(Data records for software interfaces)

----------

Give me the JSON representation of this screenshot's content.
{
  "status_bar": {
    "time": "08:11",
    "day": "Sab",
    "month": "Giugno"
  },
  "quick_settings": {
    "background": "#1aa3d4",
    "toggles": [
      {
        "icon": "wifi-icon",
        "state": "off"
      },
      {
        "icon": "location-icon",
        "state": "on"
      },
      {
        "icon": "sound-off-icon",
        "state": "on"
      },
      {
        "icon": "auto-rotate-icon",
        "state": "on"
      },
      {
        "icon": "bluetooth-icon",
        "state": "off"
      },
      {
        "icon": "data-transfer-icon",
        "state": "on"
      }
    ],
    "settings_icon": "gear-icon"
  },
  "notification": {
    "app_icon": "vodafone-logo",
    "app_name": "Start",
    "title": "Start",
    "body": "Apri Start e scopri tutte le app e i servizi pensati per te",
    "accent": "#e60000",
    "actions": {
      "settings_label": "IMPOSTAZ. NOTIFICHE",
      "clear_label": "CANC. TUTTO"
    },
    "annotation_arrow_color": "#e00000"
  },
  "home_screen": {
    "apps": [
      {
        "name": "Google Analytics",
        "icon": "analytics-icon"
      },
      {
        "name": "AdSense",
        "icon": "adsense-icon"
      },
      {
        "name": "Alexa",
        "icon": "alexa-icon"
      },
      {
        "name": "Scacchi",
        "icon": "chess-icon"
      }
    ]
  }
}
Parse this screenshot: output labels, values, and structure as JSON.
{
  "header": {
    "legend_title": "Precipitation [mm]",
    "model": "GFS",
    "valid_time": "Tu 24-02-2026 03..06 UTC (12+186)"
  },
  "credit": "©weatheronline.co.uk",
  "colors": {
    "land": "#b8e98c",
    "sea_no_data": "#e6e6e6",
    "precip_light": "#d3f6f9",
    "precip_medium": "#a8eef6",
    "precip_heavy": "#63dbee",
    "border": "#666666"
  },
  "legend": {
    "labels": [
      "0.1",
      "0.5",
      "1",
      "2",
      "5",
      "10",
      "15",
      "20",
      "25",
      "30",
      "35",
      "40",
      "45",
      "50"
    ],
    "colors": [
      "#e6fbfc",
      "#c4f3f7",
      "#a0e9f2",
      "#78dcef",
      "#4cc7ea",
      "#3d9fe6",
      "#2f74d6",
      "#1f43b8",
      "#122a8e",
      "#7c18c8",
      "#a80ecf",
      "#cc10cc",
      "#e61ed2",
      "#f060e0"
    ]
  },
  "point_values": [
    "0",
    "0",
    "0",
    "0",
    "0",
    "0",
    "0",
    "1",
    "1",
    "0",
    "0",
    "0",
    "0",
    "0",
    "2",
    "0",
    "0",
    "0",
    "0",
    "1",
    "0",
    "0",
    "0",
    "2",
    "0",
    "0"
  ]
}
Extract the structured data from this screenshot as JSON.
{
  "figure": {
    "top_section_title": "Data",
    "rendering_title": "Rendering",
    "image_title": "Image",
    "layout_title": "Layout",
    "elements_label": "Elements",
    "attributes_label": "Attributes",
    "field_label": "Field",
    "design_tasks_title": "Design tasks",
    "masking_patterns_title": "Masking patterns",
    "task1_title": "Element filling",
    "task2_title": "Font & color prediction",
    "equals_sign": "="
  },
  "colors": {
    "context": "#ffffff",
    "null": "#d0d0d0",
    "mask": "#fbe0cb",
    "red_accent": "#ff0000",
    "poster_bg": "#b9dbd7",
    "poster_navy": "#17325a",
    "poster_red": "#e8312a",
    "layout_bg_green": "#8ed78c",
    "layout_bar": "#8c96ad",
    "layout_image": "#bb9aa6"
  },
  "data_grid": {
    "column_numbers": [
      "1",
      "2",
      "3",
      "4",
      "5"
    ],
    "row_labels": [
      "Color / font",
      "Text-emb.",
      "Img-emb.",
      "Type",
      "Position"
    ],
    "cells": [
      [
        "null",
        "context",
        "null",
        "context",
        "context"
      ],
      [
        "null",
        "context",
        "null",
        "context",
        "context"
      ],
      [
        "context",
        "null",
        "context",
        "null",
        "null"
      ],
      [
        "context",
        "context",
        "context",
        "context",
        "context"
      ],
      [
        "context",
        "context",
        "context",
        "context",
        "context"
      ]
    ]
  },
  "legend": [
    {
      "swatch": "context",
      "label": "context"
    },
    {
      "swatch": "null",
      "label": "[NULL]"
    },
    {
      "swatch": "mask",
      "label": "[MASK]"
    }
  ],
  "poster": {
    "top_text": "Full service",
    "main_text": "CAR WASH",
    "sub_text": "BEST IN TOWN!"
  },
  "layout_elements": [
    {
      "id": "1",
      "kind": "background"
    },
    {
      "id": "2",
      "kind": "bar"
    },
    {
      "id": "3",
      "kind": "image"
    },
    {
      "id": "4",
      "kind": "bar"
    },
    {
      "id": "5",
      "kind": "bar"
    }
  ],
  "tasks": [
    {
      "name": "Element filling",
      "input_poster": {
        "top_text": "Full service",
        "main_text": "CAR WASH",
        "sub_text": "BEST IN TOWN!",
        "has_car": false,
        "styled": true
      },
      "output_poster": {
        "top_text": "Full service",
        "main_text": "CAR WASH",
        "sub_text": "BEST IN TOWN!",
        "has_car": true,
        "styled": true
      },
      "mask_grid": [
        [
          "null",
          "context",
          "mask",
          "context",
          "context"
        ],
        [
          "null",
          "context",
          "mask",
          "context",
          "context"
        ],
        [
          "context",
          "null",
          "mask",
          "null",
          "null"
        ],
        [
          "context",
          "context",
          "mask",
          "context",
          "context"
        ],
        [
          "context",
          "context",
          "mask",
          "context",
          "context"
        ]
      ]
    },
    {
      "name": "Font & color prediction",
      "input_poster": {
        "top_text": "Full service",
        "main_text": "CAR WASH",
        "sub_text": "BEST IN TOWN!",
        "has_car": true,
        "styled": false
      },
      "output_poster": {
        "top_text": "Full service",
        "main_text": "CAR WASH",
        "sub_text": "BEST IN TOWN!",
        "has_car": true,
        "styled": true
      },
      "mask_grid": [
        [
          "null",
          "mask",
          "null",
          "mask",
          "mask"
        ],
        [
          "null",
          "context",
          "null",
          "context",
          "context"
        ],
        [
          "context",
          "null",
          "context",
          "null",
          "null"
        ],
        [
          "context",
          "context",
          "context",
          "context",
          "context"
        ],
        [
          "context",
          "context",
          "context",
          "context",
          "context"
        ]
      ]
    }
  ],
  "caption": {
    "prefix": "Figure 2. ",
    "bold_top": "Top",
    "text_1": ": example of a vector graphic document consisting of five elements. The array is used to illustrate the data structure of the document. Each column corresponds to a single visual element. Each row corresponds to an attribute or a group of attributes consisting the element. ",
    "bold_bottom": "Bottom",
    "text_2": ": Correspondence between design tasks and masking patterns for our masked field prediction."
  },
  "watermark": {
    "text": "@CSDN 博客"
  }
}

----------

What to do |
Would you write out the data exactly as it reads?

Written answer |
Give me the JSON representation of this screenshot's content.
{
  "status_bar": {
    "time": "08:11",
    "day": "Sab",
    "month": "Giugno"
  },
  "quick_settings": {
    "background": "#1aa3d4",
    "toggles": [
      {
        "icon": "wifi-icon",
        "state": "off"
      },
      {
        "icon": "location-icon",
        "state": "on"
      },
      {
        "icon": "sound-off-icon",
        "state": "on"
      },
      {
        "icon": "auto-rotate-icon",
        "state": "on"
      },
      {
        "icon": "bluetooth-icon",
        "state": "off"
      },
      {
        "icon": "data-transfer-icon",
        "state": "on"
      }
    ],
    "settings_icon": "gear-icon"
  },
  "notification": {
    "app_icon": "vodafone-logo",
    "app_name": "Start",
    "title": "Start",
    "body": "Apri Start e scopri tutte le app e i servizi pensati per te",
    "accent": "#e60000",
    "actions": {
      "settings_label": "IMPOSTAZ. NOTIFICHE",
      "clear_label": "CANC. TUTTO"
    },
    "annotation_arrow_color": "#e00000"
  },
  "home_screen": {
    "apps": [
      {
        "name": "Google Analytics",
        "icon": "analytics-icon"
      },
      {
        "name": "AdSense",
        "icon": "adsense-icon"
      },
      {
        "name": "Alexa",
        "icon": "alexa-icon"
      },
      {
        "name": "Scacchi",
        "icon": "chess-icon"
      }
    ]
  }
}
Parse this screenshot: output labels, values, and structure as JSON.
{
  "header": {
    "legend_title": "Precipitation [mm]",
    "model": "GFS",
    "valid_time": "Tu 24-02-2026 03..06 UTC (12+186)"
  },
  "credit": "©weatheronline.co.uk",
  "colors": {
    "land": "#b8e98c",
    "sea_no_data": "#e6e6e6",
    "precip_light": "#d3f6f9",
    "precip_medium": "#a8eef6",
    "precip_heavy": "#63dbee",
    "border": "#666666"
  },
  "legend": {
    "labels": [
      "0.1",
      "0.5",
      "1",
      "2",
      "5",
      "10",
      "15",
      "20",
      "25",
      "30",
      "35",
      "40",
      "45",
      "50"
    ],
    "colors": [
      "#e6fbfc",
      "#c4f3f7",
      "#a0e9f2",
      "#78dcef",
      "#4cc7ea",
      "#3d9fe6",
      "#2f74d6",
      "#1f43b8",
      "#122a8e",
      "#7c18c8",
      "#a80ecf",
      "#cc10cc",
      "#e61ed2",
      "#f060e0"
    ]
  },
  "point_values": [
    "0",
    "0",
    "0",
    "0",
    "0",
    "0",
    "0",
    "1",
    "1",
    "0",
    "0",
    "0",
    "0",
    "0",
    "2",
    "0",
    "0",
    "0",
    "0",
    "1",
    "0",
    "0",
    "0",
    "2",
    "0",
    "0"
  ]
}
Extract the structured data from this screenshot as JSON.
{
  "figure": {
    "top_section_title": "Data",
    "rendering_title": "Rendering",
    "image_title": "Image",
    "layout_title": "Layout",
    "elements_label": "Elements",
    "attributes_label": "Attributes",
    "field_label": "Field",
    "design_tasks_title": "Design tasks",
    "masking_patterns_title": "Masking patterns",
    "task1_title": "Element filling",
    "task2_title": "Font & color prediction",
    "equals_sign": "="
  },
  "colors": {
    "context": "#ffffff",
    "null": "#d0d0d0",
    "mask": "#fbe0cb",
    "red_accent": "#ff0000",
    "poster_bg": "#b9dbd7",
    "poster_navy": "#17325a",
    "poster_red": "#e8312a",
    "layout_bg_green": "#8ed78c",
    "layout_bar": "#8c96ad",
    "layout_image": "#bb9aa6"
  },
  "data_grid": {
    "column_numbers": [
      "1",
      "2",
      "3",
      "4",
      "5"
    ],
    "row_labels": [
      "Color / font",
      "Text-emb.",
      "Img-emb.",
      "Type",
      "Position"
    ],
    "cells": [
      [
        "null",
        "context",
        "null",
        "context",
        "context"
      ],
      [
        "null",
        "context",
        "null",
        "context",
        "context"
      ],
      [
        "context",
        "null",
        "context",
        "null",
        "null"
      ],
      [
        "context",
        "context",
        "context",
        "context",
        "context"
      ],
      [
        "context",
        "context",
        "context",
        "context",
        "context"
      ]
    ]
  },
  "legend": [
    {
      "swatch": "context",
      "label": "context"
    },
    {
      "swatch": "null",
      "label": "[NULL]"
    },
    {
      "swatch": "mask",
      "label": "[MASK]"
    }
  ],
  "poster": {
    "top_text": "Full service",
    "main_text": "CAR WASH",
    "sub_text": "BEST IN TOWN!"
  },
  "layout_elements": [
    {
      "id": "1",
      "kind": "background"
    },
    {
      "id": "2",
      "kind": "bar"
    },
    {
      "id": "3",
      "kind": "image"
    },
    {
      "id": "4",
      "kind": "bar"
    },
    {
      "id": "5",
      "kind": "bar"
    }
  ],
  "tasks": [
    {
      "name": "Element filling",
      "input_poster": {
        "top_text": "Full service",
        "main_text": "CAR WASH",
        "sub_text": "BEST IN TOWN!",
        "has_car": false,
        "styled": true
      },
      "output_poster": {
        "top_text": "Full service",
        "main_text": "CAR WASH",
        "sub_text": "BEST IN TOWN!",
        "has_car": true,
        "styled": true
      },
      "mask_grid": [
        [
          "null",
          "context",
          "mask",
          "context",
          "context"
        ],
        [
          "null",
          "context",
          "mask",
          "context",
          "context"
        ],
        [
          "context",
          "null",
          "mask",
          "null",
          "null"
        ],
        [
          "context",
          "context",
          "mask",
          "context",
          "context"
        ],
        [
          "context",
          "context",
          "mask",
          "context",
          "context"
        ]
      ]
    },
    {
      "name": "Font & color prediction",
      "input_poster": {
        "top_text": "Full service",
        "main_text": "CAR WASH",
        "sub_text": "BEST IN TOWN!",
        "has_car": true,
        "styled": false
      },
      "output_poster": {
        "top_text": "Full service",
        "main_text": "CAR WASH",
        "sub_text": "BEST IN TOWN!",
        "has_car": true,
        "styled": true
      },
      "mask_grid": [
        [
          "null",
          "mask",
          "null",
          "mask",
          "mask"
        ],
        [
          "null",
          "context",
          "null",
          "context",
          "context"
        ],
        [
          "context",
          "null",
          "context",
          "null",
          "null"
        ],
        [
          "context",
          "context",
          "context",
          "context",
          "context"
        ],
        [
          "context",
          "context",
          "context",
          "context",
          "context"
        ]
      ]
    }
  ],
  "caption": {
    "prefix": "Figure 2. ",
    "bold_top": "Top",
    "text_1": ": example of a vector graphic document consisting of five elements. The array is used to illustrate the data structure of the document. Each column corresponds to a single visual element. Each row corresponds to an attribute or a group of attributes consisting the element. ",
    "bold_bottom": "Bottom",
    "text_2": ": Correspondence between design tasks and masking patterns for our masked field prediction."
  },
  "watermark": {
    "text": "@CSDN 博客"
  }
}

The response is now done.